Look up, ladies and gentlemen – a meteor shower is on its way, and if you’re in the right place at the right time, you might get to see a rather spectacular show.
Known as the Eta Aquariids – named after their apparent radiation from the star Eta Aquarii – they are actually fragments of Halley’s Comet, which at present is at the far end of its highly elliptical orbit 5.1 billion kilometers (3.2 billion miles) from Earth, beyond the orbit of Neptune.
The annually recurring shower is already taking place, as it has been since mid-April, but it will peak on the night of May 5/the pre-dawn morning of May 6. You’ll be able to see 25-30 meteors per hour burning up in Earth’s atmosphere, if you’re lucky with the weather.
The best place to see it will be anywhere across the tropical latitudes, but skywatchers a bit further north will still see a handful of meteors streaking across the night. If you’re based in the US, Universe Today suggests that you “find as dark a place as possible with an open view to the east and south.”
“Since twilight starts about an hour and three-quarters before your local sunrise, plan to be out watching an hour before that or around 3:30 a.m.,” they explain.

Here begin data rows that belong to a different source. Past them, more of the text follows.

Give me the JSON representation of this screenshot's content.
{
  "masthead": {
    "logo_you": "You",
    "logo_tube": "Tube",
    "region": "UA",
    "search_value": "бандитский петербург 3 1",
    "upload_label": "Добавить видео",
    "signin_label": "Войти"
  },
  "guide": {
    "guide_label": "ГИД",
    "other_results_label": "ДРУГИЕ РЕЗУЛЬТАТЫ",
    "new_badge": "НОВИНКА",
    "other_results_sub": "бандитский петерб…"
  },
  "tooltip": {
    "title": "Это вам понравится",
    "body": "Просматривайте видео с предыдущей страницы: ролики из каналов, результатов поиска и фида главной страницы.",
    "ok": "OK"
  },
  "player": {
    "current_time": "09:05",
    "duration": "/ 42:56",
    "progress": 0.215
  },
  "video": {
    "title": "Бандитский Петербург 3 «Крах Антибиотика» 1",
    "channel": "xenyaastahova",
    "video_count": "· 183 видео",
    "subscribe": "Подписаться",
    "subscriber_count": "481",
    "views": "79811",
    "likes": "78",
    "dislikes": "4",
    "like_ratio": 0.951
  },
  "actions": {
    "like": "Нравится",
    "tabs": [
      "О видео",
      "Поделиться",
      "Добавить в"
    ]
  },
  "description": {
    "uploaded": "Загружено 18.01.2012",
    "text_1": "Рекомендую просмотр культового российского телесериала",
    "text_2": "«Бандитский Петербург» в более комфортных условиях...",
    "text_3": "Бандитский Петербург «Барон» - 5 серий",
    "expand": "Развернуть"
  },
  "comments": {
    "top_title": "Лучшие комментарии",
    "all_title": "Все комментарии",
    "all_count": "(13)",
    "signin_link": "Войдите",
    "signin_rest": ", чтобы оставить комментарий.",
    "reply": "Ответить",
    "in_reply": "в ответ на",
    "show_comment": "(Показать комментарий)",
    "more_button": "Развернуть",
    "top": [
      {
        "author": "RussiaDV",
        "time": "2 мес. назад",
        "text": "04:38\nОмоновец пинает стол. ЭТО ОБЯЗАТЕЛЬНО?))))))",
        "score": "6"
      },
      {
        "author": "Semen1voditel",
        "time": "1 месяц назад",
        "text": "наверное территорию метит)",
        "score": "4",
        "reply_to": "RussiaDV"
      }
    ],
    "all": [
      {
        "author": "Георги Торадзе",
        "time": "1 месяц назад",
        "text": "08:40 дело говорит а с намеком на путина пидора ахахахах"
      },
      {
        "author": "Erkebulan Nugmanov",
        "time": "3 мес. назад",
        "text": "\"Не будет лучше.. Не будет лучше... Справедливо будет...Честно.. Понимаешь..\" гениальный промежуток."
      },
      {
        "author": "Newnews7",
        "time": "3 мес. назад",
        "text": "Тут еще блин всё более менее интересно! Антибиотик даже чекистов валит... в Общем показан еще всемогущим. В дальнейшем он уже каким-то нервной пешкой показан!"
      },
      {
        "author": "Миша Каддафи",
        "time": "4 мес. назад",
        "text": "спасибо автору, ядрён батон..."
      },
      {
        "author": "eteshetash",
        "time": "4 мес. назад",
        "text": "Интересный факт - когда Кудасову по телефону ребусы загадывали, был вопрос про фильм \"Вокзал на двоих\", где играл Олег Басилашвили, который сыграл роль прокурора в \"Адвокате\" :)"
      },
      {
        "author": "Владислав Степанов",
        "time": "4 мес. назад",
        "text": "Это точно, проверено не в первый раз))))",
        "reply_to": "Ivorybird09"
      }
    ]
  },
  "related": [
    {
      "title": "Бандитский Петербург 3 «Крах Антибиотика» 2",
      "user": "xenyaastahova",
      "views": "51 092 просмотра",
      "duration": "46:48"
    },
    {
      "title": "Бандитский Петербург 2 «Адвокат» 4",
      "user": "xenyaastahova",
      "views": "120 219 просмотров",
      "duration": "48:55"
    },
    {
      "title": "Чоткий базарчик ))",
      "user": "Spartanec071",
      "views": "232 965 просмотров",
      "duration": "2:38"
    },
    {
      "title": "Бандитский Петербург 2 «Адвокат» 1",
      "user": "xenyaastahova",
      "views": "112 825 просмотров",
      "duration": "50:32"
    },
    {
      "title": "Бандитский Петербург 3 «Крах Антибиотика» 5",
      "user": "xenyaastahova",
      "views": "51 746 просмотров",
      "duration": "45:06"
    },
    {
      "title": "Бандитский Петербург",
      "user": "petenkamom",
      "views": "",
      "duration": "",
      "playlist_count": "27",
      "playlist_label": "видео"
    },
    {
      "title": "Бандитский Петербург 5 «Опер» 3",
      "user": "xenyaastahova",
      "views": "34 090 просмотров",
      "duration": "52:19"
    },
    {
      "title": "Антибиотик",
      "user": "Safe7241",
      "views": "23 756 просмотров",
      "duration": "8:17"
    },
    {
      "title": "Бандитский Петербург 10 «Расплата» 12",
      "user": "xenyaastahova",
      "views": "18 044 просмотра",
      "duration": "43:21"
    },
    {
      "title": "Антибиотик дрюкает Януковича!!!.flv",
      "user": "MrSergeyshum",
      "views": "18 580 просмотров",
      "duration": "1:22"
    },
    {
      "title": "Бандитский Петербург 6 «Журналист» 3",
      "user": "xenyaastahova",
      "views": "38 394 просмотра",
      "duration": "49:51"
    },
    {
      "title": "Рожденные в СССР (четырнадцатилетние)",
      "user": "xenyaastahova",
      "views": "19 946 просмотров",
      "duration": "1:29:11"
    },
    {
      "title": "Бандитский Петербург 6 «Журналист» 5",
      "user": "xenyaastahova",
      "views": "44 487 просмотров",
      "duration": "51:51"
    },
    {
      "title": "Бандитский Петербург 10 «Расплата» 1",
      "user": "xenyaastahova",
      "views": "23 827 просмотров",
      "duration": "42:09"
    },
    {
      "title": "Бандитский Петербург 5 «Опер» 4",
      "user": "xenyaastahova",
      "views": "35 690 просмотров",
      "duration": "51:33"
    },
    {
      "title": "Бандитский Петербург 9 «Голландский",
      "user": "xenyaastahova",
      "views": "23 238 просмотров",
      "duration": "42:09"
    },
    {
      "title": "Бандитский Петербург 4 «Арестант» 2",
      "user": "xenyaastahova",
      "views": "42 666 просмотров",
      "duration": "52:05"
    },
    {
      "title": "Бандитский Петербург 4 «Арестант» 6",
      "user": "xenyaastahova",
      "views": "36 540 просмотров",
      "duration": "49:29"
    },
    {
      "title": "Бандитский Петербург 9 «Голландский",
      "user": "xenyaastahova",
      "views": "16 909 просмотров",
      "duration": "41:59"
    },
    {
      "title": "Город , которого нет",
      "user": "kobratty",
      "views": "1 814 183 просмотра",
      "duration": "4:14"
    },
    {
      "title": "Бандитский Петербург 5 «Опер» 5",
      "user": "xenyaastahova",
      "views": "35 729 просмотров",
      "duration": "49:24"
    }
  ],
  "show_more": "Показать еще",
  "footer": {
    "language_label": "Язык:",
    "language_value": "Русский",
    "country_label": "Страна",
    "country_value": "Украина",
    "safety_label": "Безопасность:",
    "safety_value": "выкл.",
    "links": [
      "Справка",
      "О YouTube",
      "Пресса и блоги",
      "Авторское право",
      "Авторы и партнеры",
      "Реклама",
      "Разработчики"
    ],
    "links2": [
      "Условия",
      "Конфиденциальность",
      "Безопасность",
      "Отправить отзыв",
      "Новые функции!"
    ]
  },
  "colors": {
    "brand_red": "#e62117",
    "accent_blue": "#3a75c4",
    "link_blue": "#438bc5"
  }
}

If you’re wondering when you can see Halley’s Comet itself again, then we’re afraid you’ll have to wait until 2061 to spy it.